It doesn't seem all that long ago that gaming was viewed as being the almost exclusive territory of young men. At least, that was the stereotype. With your average game player forever emblasoned in the eye of popular culture as a spotty geek, who lived in his parent's basement, those who didn't fit into that stereotype were almost afraid to admit that, actually, they too enjoyed playing games. They appreciated Pong, they loved Space Invaders, and, if they had the money, they'd secretly love to have a games machine in their home. And even though they weren't as many in numbers as the men, there were still plenty of women, families, and children who enjoyed playing games. With a large, vocal majority to cater to, however, games companies almost seemed to forget that other side of the audience existed. To them, your "gamer" was a young male, and the vast majority of advertising, with the possible exception of Nintendo, was geared heavily towards them.
Nintendo, on the other hand, thought differently. Seeing the expansion in so-called "casual" gaming on the PC, with the Sims pulling in hundreds of millions of players, of all genders, backgrounds, and social status, Nintendo knew that the market for games was a lot wider than other companies had realised. From Solitaire, to Bejeweled, games were beginning to pick up speed on the PC, and mobile gaming was slowly developing into a business you could make money from, with games that were fun to play. Across the whole spectrum, people were interested in playing games - but games, and consoles especially, had developed a bad image. If you played the Sims, or Bejeweled, you would never class yourself as a "gamer", yet alone "hardcore", no matter how many hours you poured into it. With the media, which attended product launches (where it was mostly men camping out to be the first to get their hands on the latest product) painting gaming as a harcore, male pastime, many women and older men were embarrassed to admit that they played games. This was something Nintendo sought to change.
With Nintendo's agressive marketing campaign treading new ground, Nintendo single handedly tried to expand gaming's demographics. By featuring adverts showing families playing together on a sofa, simplifying the controller, and talking about games in different ways, Nintendo broke down practically every barrier that existed - to huge success. All of a sudden, there was a focus on females, a focus on families, a focus on coming together, and playing together, on games that were explained well, and promoted in the right way. With over 88 million units sold so far, the Wii is still selling like the proverbial hot cakes, while the DS goes from strength to strength. With franchises like Professor Layton, Mario, Wii Fit, and third party games like Just Dance leading the way, Nintendo have played a major role in expanding the reach of games - so much so that your average game player has changed almost entirely.
A bevvy of reports out recently have attempted to gauge the size, and make up of the game market, with some interesting results.
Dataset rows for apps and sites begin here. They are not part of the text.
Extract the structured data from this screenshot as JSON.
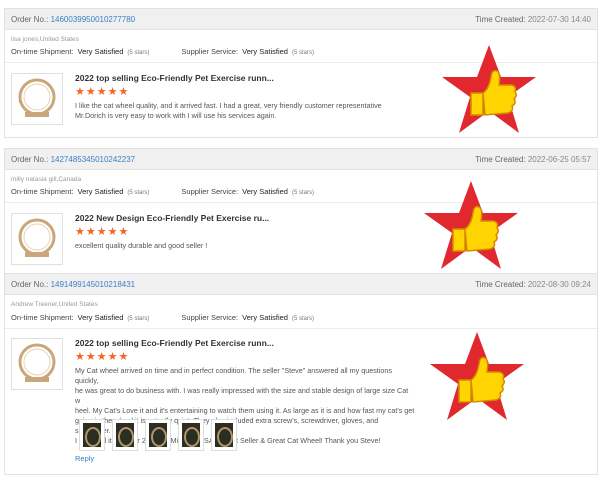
{
  "colors": {
    "accent": "#f26522",
    "link": "#3a7fc4",
    "star_badge": "#e0282e",
    "thumb_badge": "#ffd400"
  },
  "labels": {
    "order_no": "Order No.:",
    "time_created": "Time Created:",
    "on_time_shipment": "On-time Shipment:",
    "supplier_service": "Supplier Service:",
    "reply": "Reply"
  },
  "reviews": [
    {
      "order_no": "1460039950010277780",
      "time_created": "2022-07-30 14:40",
      "buyer": "lisa jones,United States",
      "shipment_rating": "Very Satisfied",
      "shipment_stars": "(5 stars)",
      "service_rating": "Very Satisfied",
      "service_stars": "(5 stars)",
      "product_title": "2022 top selling Eco-Friendly Pet Exercise runn...",
      "stars": "★★★★★",
      "text_lines": [
        "I like the cat wheel quality, and it arrived fast. I had a great, very friendly customer representative",
        " Mr.Dorich is very easy to work with I will use his services again."
      ]
    },
    {
      "order_no": "1427485345010242237",
      "time_created": "2022-06-25 05:57",
      "buyer": "milly natasia gill,Canada",
      "shipment_rating": "Very Satisfied",
      "shipment_stars": "(5 stars)",
      "service_rating": "Very Satisfied",
      "service_stars": "(5 stars)",
      "product_title": "2022 New Design Eco-Friendly Pet Exercise ru...",
      "stars": "★★★★★",
      "text_lines": [
        "excellent quality durable and good seller !"
      ]
    },
    {
      "order_no": "1491499145010218431",
      "time_created": "2022-08-30 09:24",
      "buyer": "Andrew Treener,United States",
      "shipment_rating": "Very Satisfied",
      "shipment_stars": "(5 stars)",
      "service_rating": "Very Satisfied",
      "service_stars": "(5 stars)",
      "product_title": "2022 top selling Eco-Friendly Pet Exercise runn...",
      "stars": "★★★★★",
      "text_lines": [
        "My Cat wheel arrived on time and in perfect condition. The seller \"Steve\" answered all my questions quickly,",
        "he was great to do business with. I was really impressed with the size and stable design of large size Cat w",
        "heel. My Cat's Love it and it's entertaining to watch them using it. As large as it is and how fast my cat's get",
        "going in the wheel it is actually quiet. They also included extra screw's, screwdriver, gloves, and sandpaper.",
        "I received it in under 2 weeks(Midwest USA). Great Seller & Great Cat Wheel! Thank you Steve!"
      ]
    }
  ]
}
The ESA report that some 72% of American households now play games, with the average player age being 37. Some 18% are under 18, while a whopping 29% are over 50. The gender divide's narrowing too, with some 42% of players now being female - partially because more women are playing, and presumably partially because more women will admit to enjoying playing games now that gaming's shed its negative stereotypes. More interesting still is that the average game purchaser is now 41, and 86% of children seek their parents permission before buying a game - and hopefully those same parents check the Parental Perspectives on our reviews. 65% of players play games with other people, and, heartwarmingly, 45% of parents play games with their children at least once a week - a huge increase on the 37% of 2007 - with 85% of parents joining in because they were asked. How nice is that? My Dad always used to play games with me when I was a child, so I'm glad it's something that's being passed down. In fact, that's a large part of why each review here on Everybody Plays features a Parental Perspective, which along with flagging any extreme content, also tells you how well the game works when played as a family.
The information correlates somewhat with information from the NPD, which states that while "core", or hardcore gamers account for 23% of the US Market, family and child players make up 22%. Where the other 50% went, we're not sure - but such huge growth amongst families and children is encouraging to see.
With Facebook and smart phone games growing in popularity and showing no signs of slowing down, and Nintendo's next home console, the Wii U set to try to carry the same market over into the next generation of games, thanks to its revolutionary touch screen controller, the games industry's doors have been burst wide open. Whether you brand yourself casual or hardcore, whether you're male or female, young or old, single or married, a family, or a grandparent, there's now a game that'll appeal to you, and a site (us!) that'll help you find it. We use plain English, we explain games in ways anyone can understand, we help parents find games they'll be able to play with their family, and we focus on what makes games fun for people like you.
Whether you're a new player, or a seasoned veteran, the statistics prove there's never been a better time to pick up a controller, and start playing. Welcome aboard. We hope you enjoy the ride.